Programme Director

Your Majesty, King Makhosonke II

Amakhosi onke amenyiwe

Members of the royal family


Distinguished guests

Government officials

Members of the community

Members of the media

Ladies and gentlemen

Bayede ngwenyama!

It is said that a nation that does not preserve its heritage and culture is a lost nation.

Government salutes the role that our Traditional Leaders continue to play in the protection and preservation of our heritage and culture.

I am very pleased that young people are here today to listen and learn about the history of Amandebele.

During my meeting with Ingwenyama in October last year I committed that we will start the Oral History project whereby elders will have dialogues with learners telling them about the history of Amandebele. That information will be documented and kept in our archives. This will enable the recording of the authentic history of the Ndebele nation told by Amandebele themselves.

It bears testimony to the resilience of the Ndebele people in the face of a concerted onslaught by colonial and apartheid forces to destroy Amandebele as a nation.

For the first time, this year, the Department of Arts and Culture is supporting KomJekejeke King Silamba Annual Commemoration through its strategic programme of Mzansi Golden Economy (MGE).

The Mzansi Golden Economy programme among others seeks to reinforce the Arts, Culture and Heritage Sector as an economic growth sector, creates decent work for local artists, and provides skills development for excellence and high performance in the arts culture and heritage sector.

Occasions such as King Silamba Commemoration Day clearly show the importance that Amandebele nation attach to the preservation of its heritage and culture. It shows that you want to ensure that isiNdebele language is passed from generation to generation. That would enable them to take interest in knowing who they are?
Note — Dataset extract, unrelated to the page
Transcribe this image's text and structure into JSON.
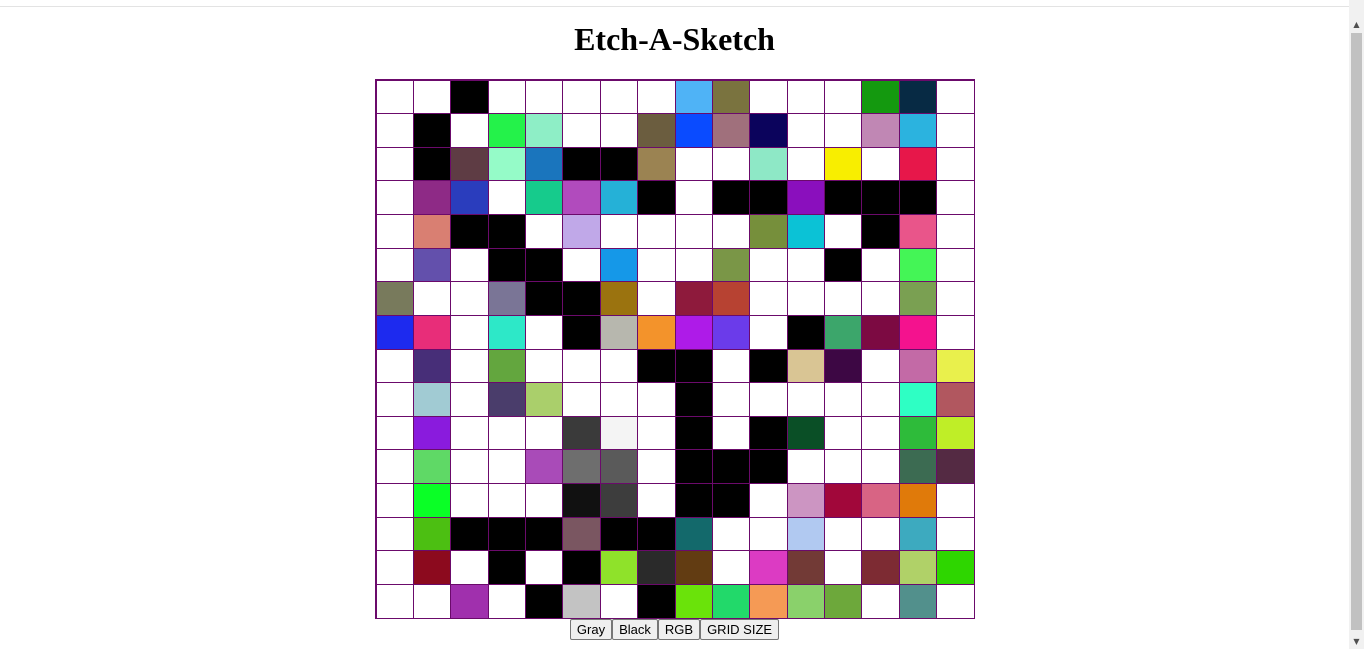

And where they come from?

It gives great pleasure to speak at KomJekejeke heritage Site after it was given a facelift by the Department of Tourism in 2016 in order to unlock the heritage and tourism potential of this beautiful part of our country.

I would like to agree with Ingwenyama Makhosonke II who on accepting the upgraded centre noted that it should serve as a place where different cultural groups in South Africa will be invited to showcase their diverse culture and heritage.

The diverse culture and heritage offerings that are being showcased here today bear testimony to the vision of the king to make this site accessible to all South Africans.

This heritage site is now upgraded so that the Amandebele nation can host all national commemorations and celebrations within an appropriate precinct that has all the necessary amenities including ablution facilities and an exhibition space.

This precinct needs to be used by our people to showcase our craft, our pottery, our carvings, our traditional dresses, our woodwork and all other heritage objects that we are proud of and wish to share with rest of the world.

Men and women who produce beautiful indigenous arts and craft should be able to showcase them at this exhibition space with a view to selling them directly to the local and international markets.  We need to produce more Esther Mngunis and Esther Mahlangus from Amandebele. 

We hope that today’s event will serve as an example to all the people of South Africa not only to take pride in their culture and heritage but to also use them to derive economic benefits and pass their knowledge and skills to the younger generations. 

On behalf of the entire Arts and Culture family I wish you a happy and enjoyable commemoration.

Thank you, Siyabonga.